I am feeling a bit nervous about the clock speed of the emulation engine - designed to be 0.1 seconds - as the various switched circuits attached to 1130 buttons might need a bit more time. More importantly, I want to be sure that the PC program will see the machine complete its reset, then store all eighty words of the boot card image into core before the emulation engine presses the Prog Start button.
I decided to slow down the clock to 0.2 or 0.25 seconds. The entire emulated Prog Load sequence will still only take 2 or 2.5 seconds, which is fast enough to see immediate when the user pushes on the Prog Load button on the PC side program. I just needed to parallel the timing capacitor with another, to increase the total capacitance, thus increasing the RC constant of the circuit and slowing the timer pops. I will get a suitable capacitor later and test now at 0.1 seconds.
When the components arrived this afternoon, I wired in the resistors and capacitors, then did a final test for shorts and incorrect connections. I put together a quick testbench, hung the scope on the lines and listened to the relays as I triggered a cycle.

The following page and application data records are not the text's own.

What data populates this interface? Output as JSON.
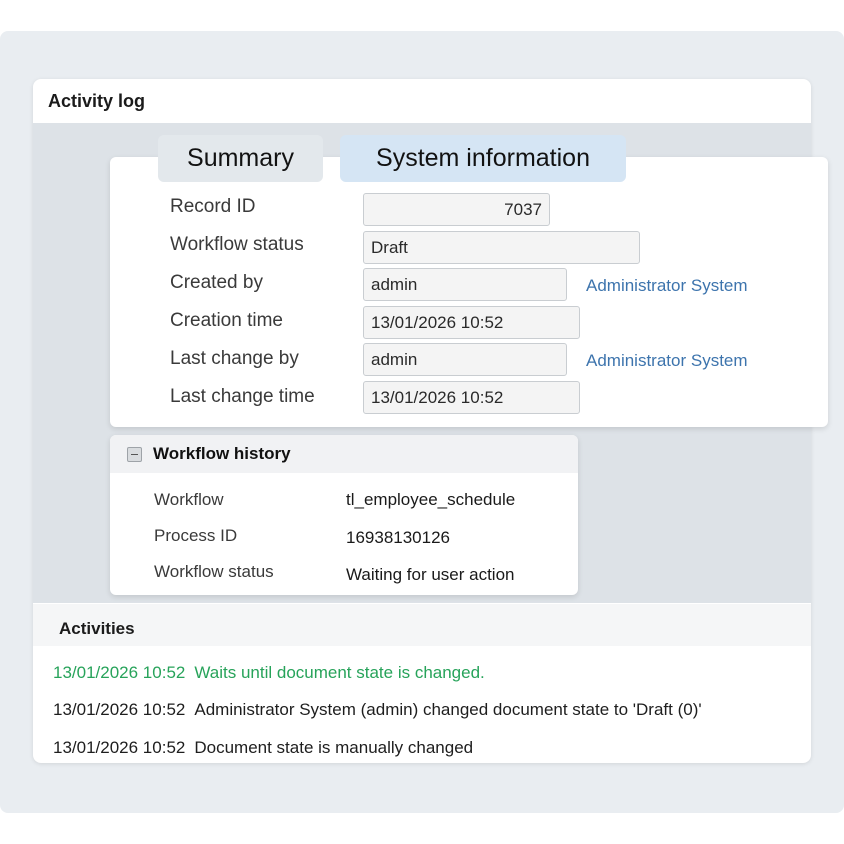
{
  "card": {
    "title": "Activity log"
  },
  "tabs": [
    {
      "label": "Summary"
    },
    {
      "label": "System information",
      "active": true
    }
  ],
  "system_info": {
    "record_id": {
      "label": "Record ID",
      "value": "7037"
    },
    "workflow_status": {
      "label": "Workflow status",
      "value": "Draft"
    },
    "created_by": {
      "label": "Created by",
      "value": "admin",
      "link": "Administrator System"
    },
    "creation_time": {
      "label": "Creation time",
      "value": "13/01/2026 10:52"
    },
    "last_change_by": {
      "label": "Last change by",
      "value": "admin",
      "link": "Administrator System"
    },
    "last_change_time": {
      "label": "Last change time",
      "value": "13/01/2026 10:52"
    }
  },
  "workflow_history": {
    "title": "Workflow history",
    "rows": [
      {
        "label": "Workflow",
        "value": "tl_employee_schedule"
      },
      {
        "label": "Process ID",
        "value": "16938130126"
      },
      {
        "label": "Workflow status",
        "value": "Waiting for user action"
      }
    ]
  },
  "activities": {
    "title": "Activities",
    "items": [
      {
        "time": "13/01/2026 10:52",
        "text": "Waits until document state is changed."
      },
      {
        "time": "13/01/2026 10:52",
        "text": "Administrator System (admin) changed document state to 'Draft (0)'"
      },
      {
        "time": "13/01/2026 10:52",
        "text": "Document state is manually changed"
      }
    ]
  },
  "colors": {
    "link": "#3d74ad",
    "pending_activity": "#27a35a",
    "active_tab": "#d5e5f4"
  },
  "icons": {
    "collapse": "collapse-minus-icon"
  }
}
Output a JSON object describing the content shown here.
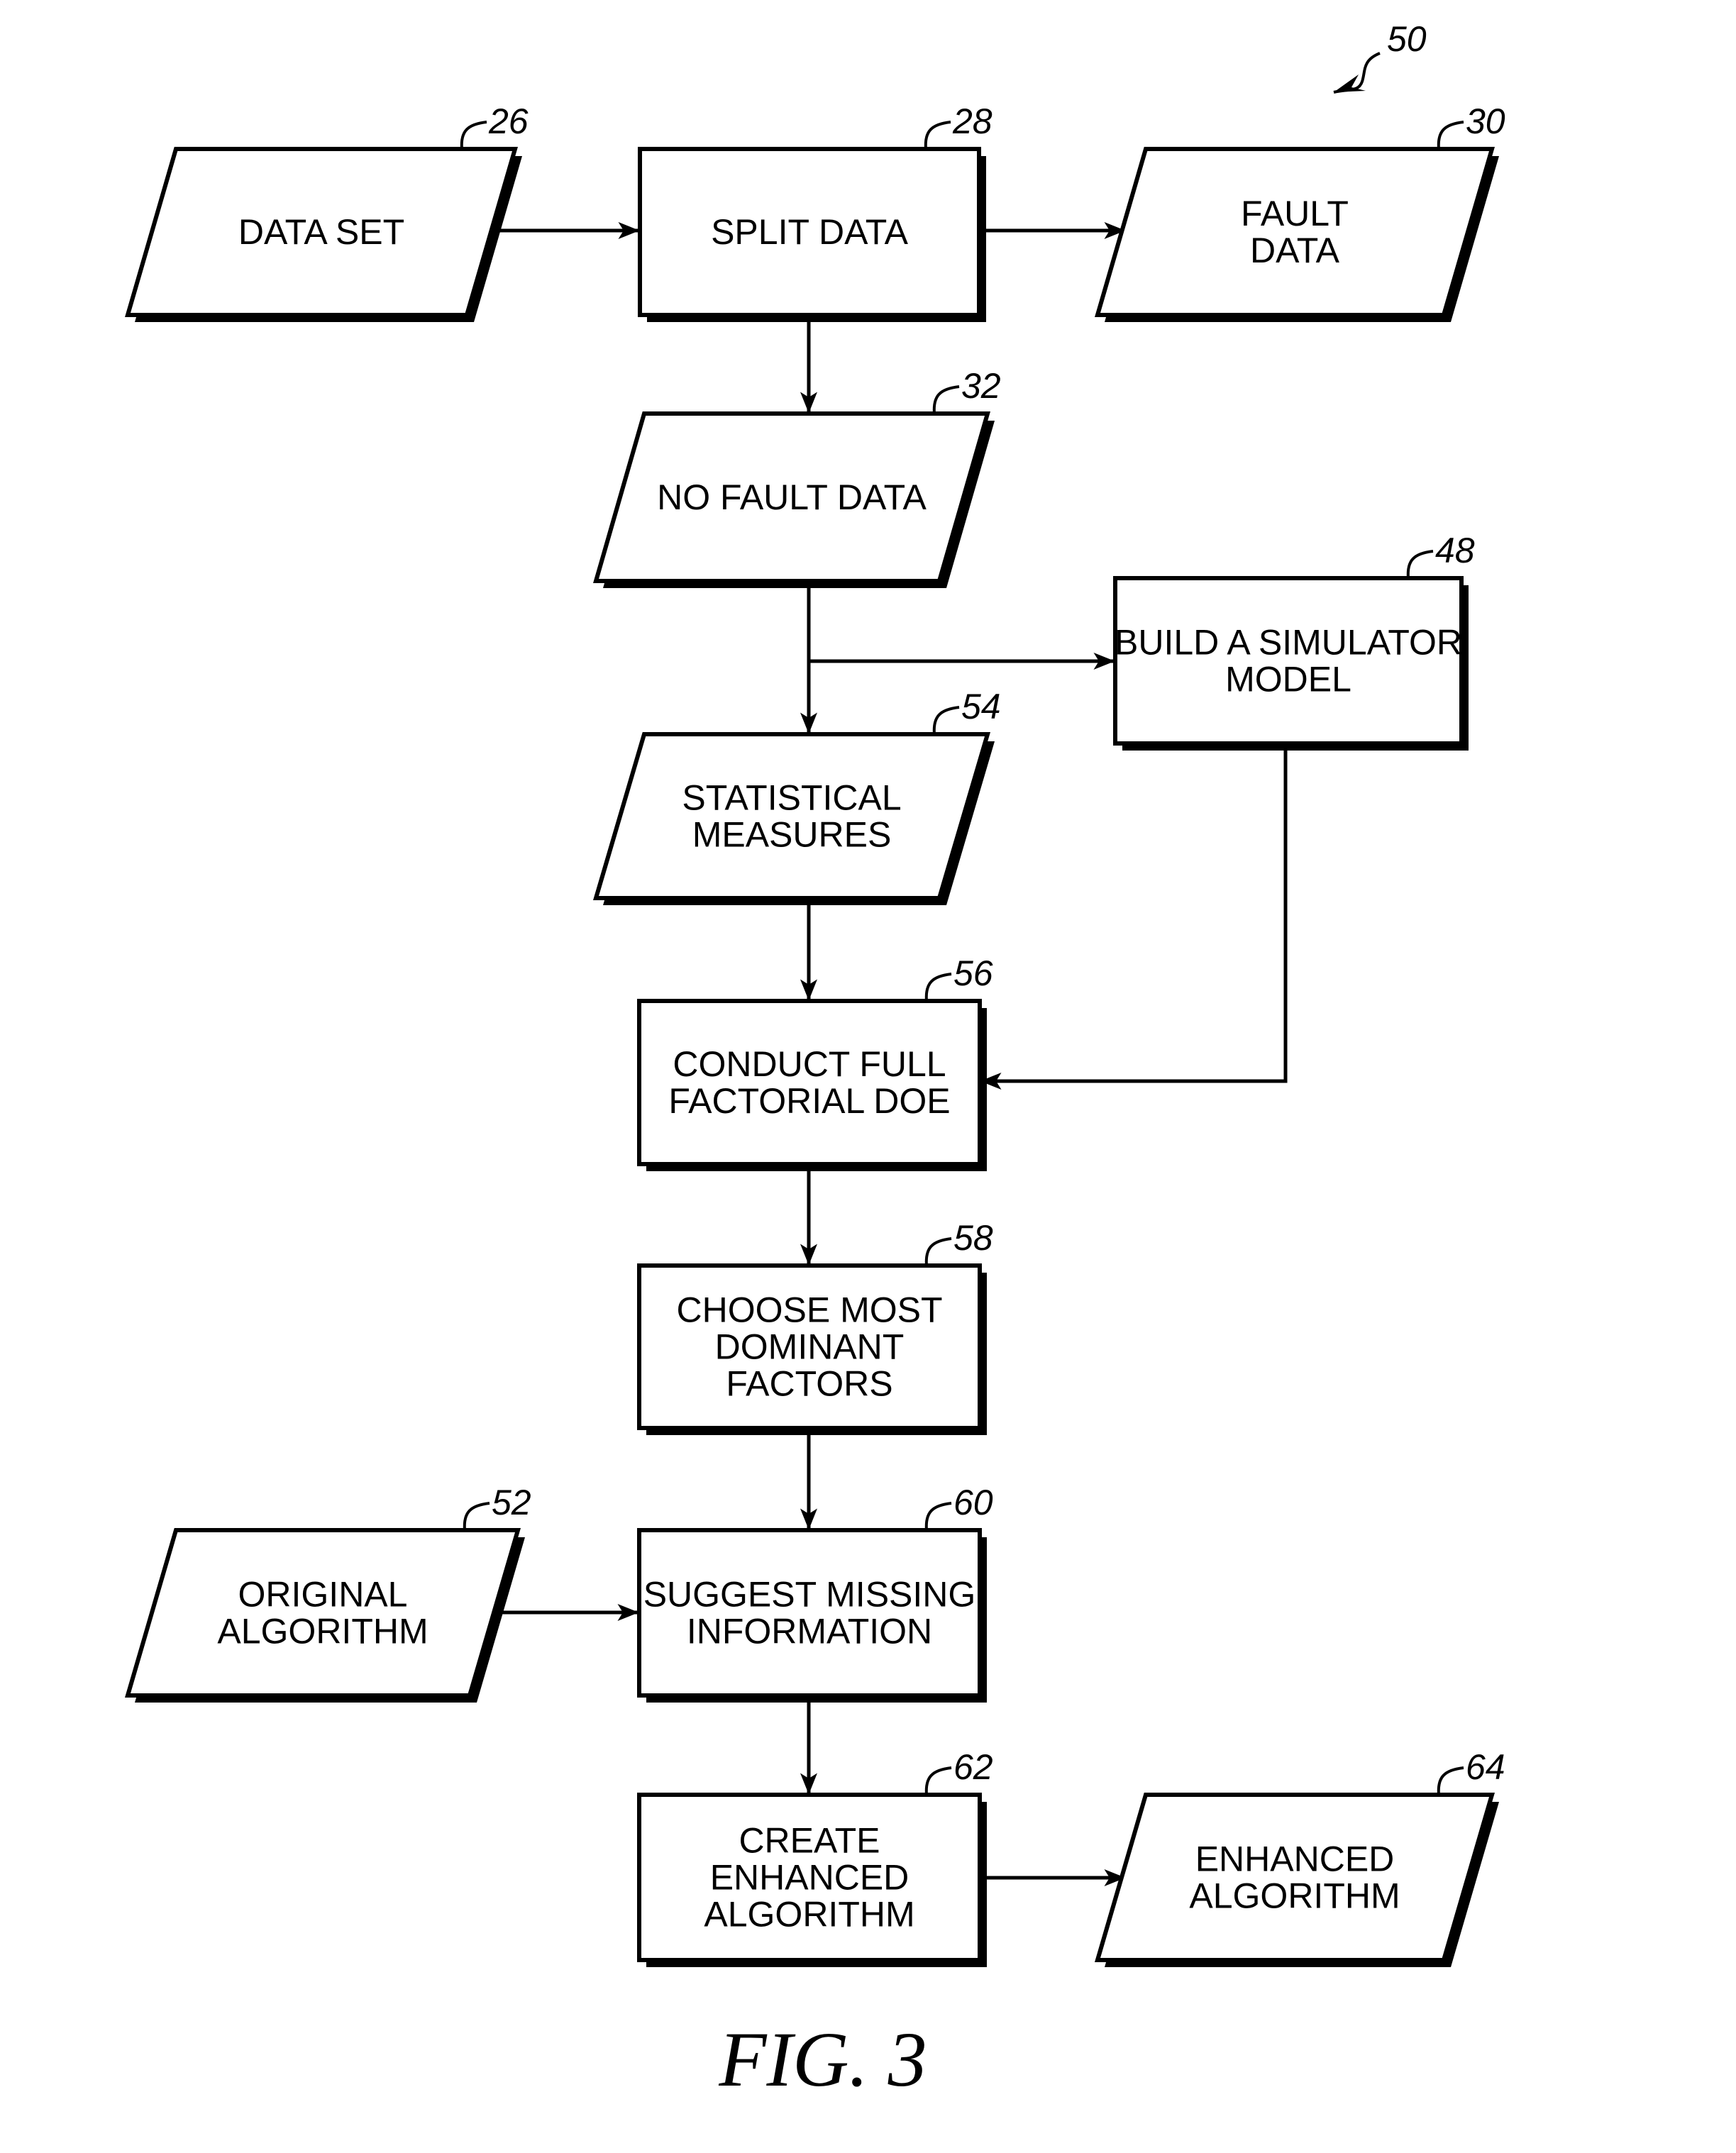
{
  "figure": {
    "caption": "FIG. 3",
    "reference": "50"
  },
  "nodes": [
    {
      "id": "data-set",
      "ref": "26",
      "shape": "parallelogram",
      "lines": [
        "DATA SET"
      ]
    },
    {
      "id": "split-data",
      "ref": "28",
      "shape": "rect",
      "lines": [
        "SPLIT DATA"
      ]
    },
    {
      "id": "fault-data",
      "ref": "30",
      "shape": "parallelogram",
      "lines": [
        "FAULT",
        "DATA"
      ]
    },
    {
      "id": "no-fault-data",
      "ref": "32",
      "shape": "parallelogram",
      "lines": [
        "NO FAULT DATA"
      ]
    },
    {
      "id": "build-simulator-model",
      "ref": "48",
      "shape": "rect",
      "lines": [
        "BUILD A SIMULATOR",
        "MODEL"
      ]
    },
    {
      "id": "statistical-measures",
      "ref": "54",
      "shape": "parallelogram",
      "lines": [
        "STATISTICAL",
        "MEASURES"
      ]
    },
    {
      "id": "conduct-full-factorial-doe",
      "ref": "56",
      "shape": "rect",
      "lines": [
        "CONDUCT FULL",
        "FACTORIAL DOE"
      ]
    },
    {
      "id": "choose-most-dominant-factors",
      "ref": "58",
      "shape": "rect",
      "lines": [
        "CHOOSE MOST",
        "DOMINANT",
        "FACTORS"
      ]
    },
    {
      "id": "original-algorithm",
      "ref": "52",
      "shape": "parallelogram",
      "lines": [
        "ORIGINAL",
        "ALGORITHM"
      ]
    },
    {
      "id": "suggest-missing-information",
      "ref": "60",
      "shape": "rect",
      "lines": [
        "SUGGEST MISSING",
        "INFORMATION"
      ]
    },
    {
      "id": "create-enhanced-algorithm",
      "ref": "62",
      "shape": "rect",
      "lines": [
        "CREATE",
        "ENHANCED",
        "ALGORITHM"
      ]
    },
    {
      "id": "enhanced-algorithm",
      "ref": "64",
      "shape": "parallelogram",
      "lines": [
        "ENHANCED",
        "ALGORITHM"
      ]
    }
  ],
  "edges": [
    {
      "from": "data-set",
      "to": "split-data"
    },
    {
      "from": "split-data",
      "to": "fault-data"
    },
    {
      "from": "split-data",
      "to": "no-fault-data"
    },
    {
      "from": "no-fault-data",
      "to": "build-simulator-model"
    },
    {
      "from": "no-fault-data",
      "to": "statistical-measures"
    },
    {
      "from": "statistical-measures",
      "to": "conduct-full-factorial-doe"
    },
    {
      "from": "build-simulator-model",
      "to": "conduct-full-factorial-doe"
    },
    {
      "from": "conduct-full-factorial-doe",
      "to": "choose-most-dominant-factors"
    },
    {
      "from": "choose-most-dominant-factors",
      "to": "suggest-missing-information"
    },
    {
      "from": "original-algorithm",
      "to": "suggest-missing-information"
    },
    {
      "from": "suggest-missing-information",
      "to": "create-enhanced-algorithm"
    },
    {
      "from": "create-enhanced-algorithm",
      "to": "enhanced-algorithm"
    }
  ]
}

Initially it did not work satisfactorily, with the flaw being in its initialization and reset circuit. When it was running it counted up and fired the relays exactly as desired, but without resetting to the initial state after a cycle, it wasn't usable. I put it aside to mull over tonight and make adjustments to the logic tomorrow.
The connector for the AC input to the power supply itself, inside my box, seemed properly seated but a bit of wiggling brought the box back to life. With this resolved, I can go back to my testing tomorrow.
In the meantime, I expanded my UCW (unit control word), which keeps status for each of the twenty possible peripherals that can be hooked to the box, to include interrupt levels 0 and 1. The logic for setting, resetting and reporting the two new levels was added as well, so that once I have this enhancement wired into the 1131, I can start supporting virtual (PC based) and real (hardware hooked to the box) devices such as the 1442 and 1132 that require these interrupt levels.